Smoking is associated with a dose-dependent compromised reproductive outcome. This is true not only for actively smoking women, but also for non-smoking women with smoking partners or otherwise exposed to a smoking environment.
A problem for analysis is posed by the lack of unanimity concerning the definition of who is a smoker.
EFFECT OF SMOKING ON NATURAL REPRODUCTIVE POTENTIAL.
- Risk of infertility may be twice as high for smokers.
- Need more time to get conceived
- Are less likely to conceive spontaneously
- Higher risk of miscarriage in the first trimester.
- Can reach Menopause a few years earlier.
Importantly, the impact of passive smoking on women’s natural fertility is only slightly less than that of active smoking.

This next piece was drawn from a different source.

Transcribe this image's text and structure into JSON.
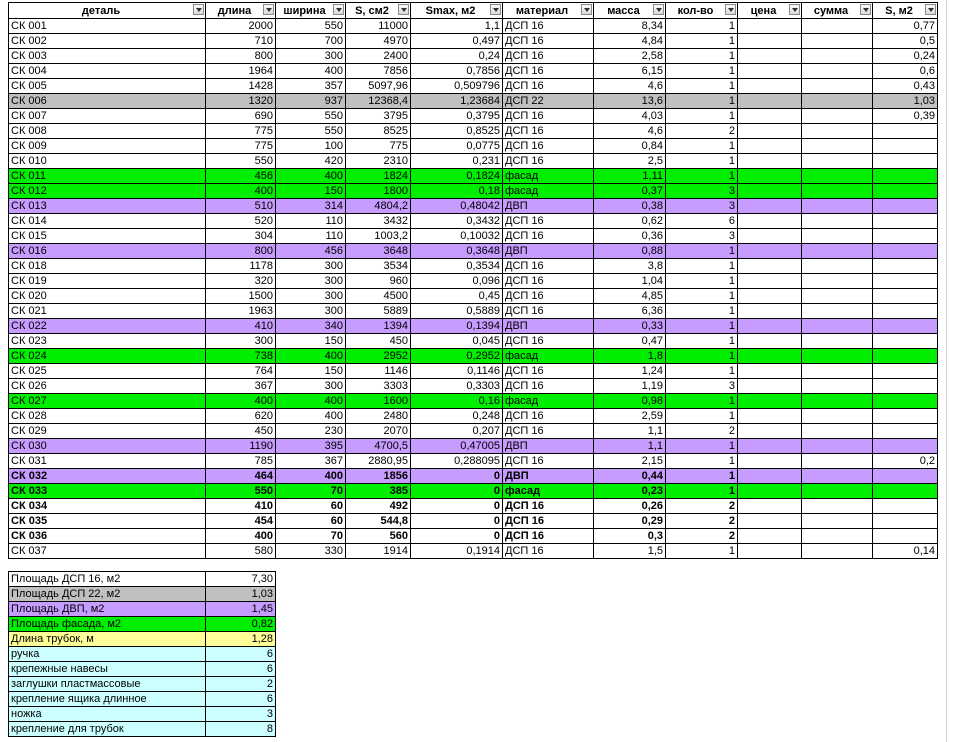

In smoking men, sperm quality and concentration are often found to be reduced. There is also evidence that smoking may lead to DNA damage in sperm. However, data on whether smoking effectively influences male fertility are inconclusive.
It is estimated that most of the reproductive effects of smoking will be reversed after 1 year after cessation.
EFFECT OF SMOKING ON IVF RESULTS:
- Smoking also has a negative influence on IVF outcome
- Smoking women need up to twice the number of IVF cycles to conceive as non-smokers.
- The negative impact of smoking is more marked in older women, which may reflect an accelerating effect on oocyte depletion.
- The effect of smoking on IVF outcome is comparable to an increase in female age with 10-year, more specifically from age 20 to 30 years.
- A strong relation between the number of smoking years during the women’s life time and her risk of not conceiving through IVF has also been found.
- Although decreases in sperm density and motility and abnormalities in sperm morphology have been observed in men who smoke, available data do not demonstrate conclusively that smoking decreases male fertility.
EFFECT OF SMOKING ON PREGNANCY COMPLICATIONS AND OUTCOMES Smoking during pregnancy is regarded as an important preventable risk factor for an adverse pregnancy outcome.
Higher risks are reported for
- Spontaneous miscarriage,
- Placental complications,
- Fetal growth restriction,
- Preterm birth,
- Stillbirth and
- Early neonatal death.
Several studies have shown that these higher risks are dose-dependent.
They are also open to being reversed (as shown in subsequent pregnancies of the same women) by smoking cessation.
The relation with lower birthweight is a longstanding and consistent finding. Women smoking 10 cigarettes or more per day bear children that on average weigh 200 g less.
EFFECT OF SMOKING ON THE HEALTH OF THE CHILD
- Higher risk of having a child with oral-facial clefts.
- Higher overall risk of having children with congenital abnormalities (Not conclusive).
- Higher risk of Sudden Infant Death Syndrome and of childhood respiratory disorders
- Higher risks of childhood leukaemia and other cancers need further exploration.
- Possible association with behavioural and psychiatric disorders.
- Lower birth weight of infants of smoking mothers may expose them to higher risks of adult disease.
- Possible adverse effect of maternal smoking on semen parameters in male offspring.